Hello Sean,
I think that 6 cases should be more than enough to cover the needs of a navigation, but I stumble on the fact that, for lack of anything better, I save all the pypilot.conf, so also values that deserve not to be reset each time restoration.
The ideal would be to save only the settings P, I D, DD, PR, FF and R and to be able to reinsert them in pypilot.conf without touching the other values, but that, I do not know how to do it !!
Maybe a 'Save' button to save a setting by asking for a save name (mer_calme, vent_de_travers, swell for example) and a 'restore' button which will present a drop-down menu showing the previous saves which would be chosen by a click!
At home, it works, but the process is a bit heavy and complicated for a non-IT boater !!
Thanks for your interest.

[attachment=1217]
a small screenshot of the python program I am using
Thanks for the feedback. I want the presets to be accessed from all the different interfaces. Currently pypilot supports multiple pilots, but only the "basic" autopilot is both useful and well tested.

So there are two possible options. One is to support multiple profiles for each pilot. Each profile would store different gains.
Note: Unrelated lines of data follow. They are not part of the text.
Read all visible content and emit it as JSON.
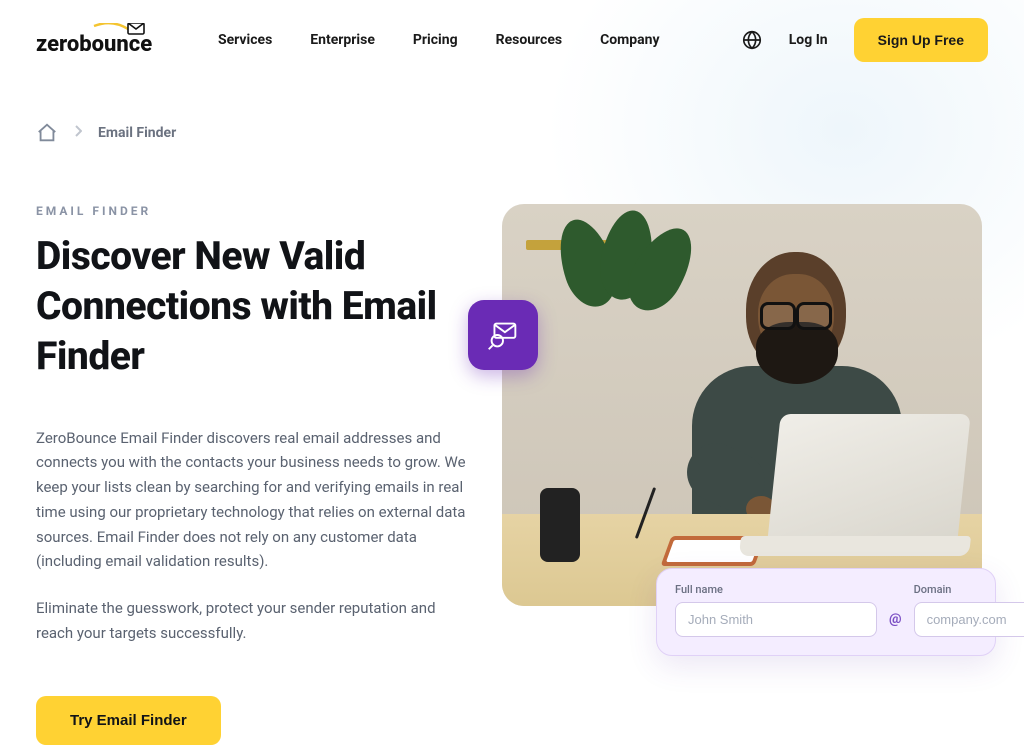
{
  "brand": {
    "name_part1": "zero",
    "name_part2": "bounce"
  },
  "nav": {
    "items": [
      "Services",
      "Enterprise",
      "Pricing",
      "Resources",
      "Company"
    ],
    "login": "Log In",
    "signup": "Sign Up Free"
  },
  "breadcrumb": {
    "current": "Email Finder"
  },
  "hero": {
    "eyebrow": "EMAIL FINDER",
    "title": "Discover New Valid Connections with Email Finder",
    "body1": "ZeroBounce Email Finder discovers real email addresses and connects you with the contacts your business needs to grow. We keep your lists clean by searching for and verifying emails in real time using our proprietary technology that relies on external data sources. Email Finder does not rely on any customer data (including email validation results).",
    "body2": "Eliminate the guesswork, protect your sender reputation and reach your targets successfully.",
    "cta": "Try Email Finder"
  },
  "finder_card": {
    "fullname_label": "Full name",
    "fullname_placeholder": "John Smith",
    "domain_label": "Domain",
    "domain_placeholder": "company.com",
    "separator": "@"
  },
  "colors": {
    "accent_yellow": "#ffd233",
    "accent_purple": "#6a2bb5"
  }
}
The other option would be to support multiple 'basic' pilots each with different names. Currently, you might for example be able to use the 'simple' pilot which just has PID gains for some sea states and get two profiles. In the near future I plan to develop a self-tuning autopilot which is similar to the basic pilot but automatically adjusts the gains. This as well as fully developing the learning pilot which uses neural networks rather than the traditional filters. It remains to be seen if these pilots would benefit from multiple profiles or instances or if they can automatically adapt to conditions based on the sensor inputs.
I made something a while ago that was supposed to automatically select gain presets based on wind angle and boat speed - see https://forum.openmarine.net/showthread....46#pid9446. This was before I even built my pypilot, and after the recent pypilot upgrades it no longer connects. Recently I adopted to the integral use of signalk which makes it opportune to revive the initiative. I'll keep the forum posted on positive outcomes, but you might want to clone and have a go at it yourself.
I think this would be very useful. When conditions are adverse there are other things to to than tweaking gains.
The trouble with using presets like this, is although it would give the best control, it is a fairly advanced feature and makes the autopilot more difficult to use. I am not against it, but I would just implement a new pilot which takes care of this.

I am more trying to focus on pilots that can automatically tune the gains. For example with faster boat speed you can use higher gains, and there are many more I describe in the tuning gain page. The difficulty is an automatic tuning algorithm is hard to make fast as well as good.

Finally the machine learning offers the most promising future pilot, but this will no longer use or need gains to tune anymore.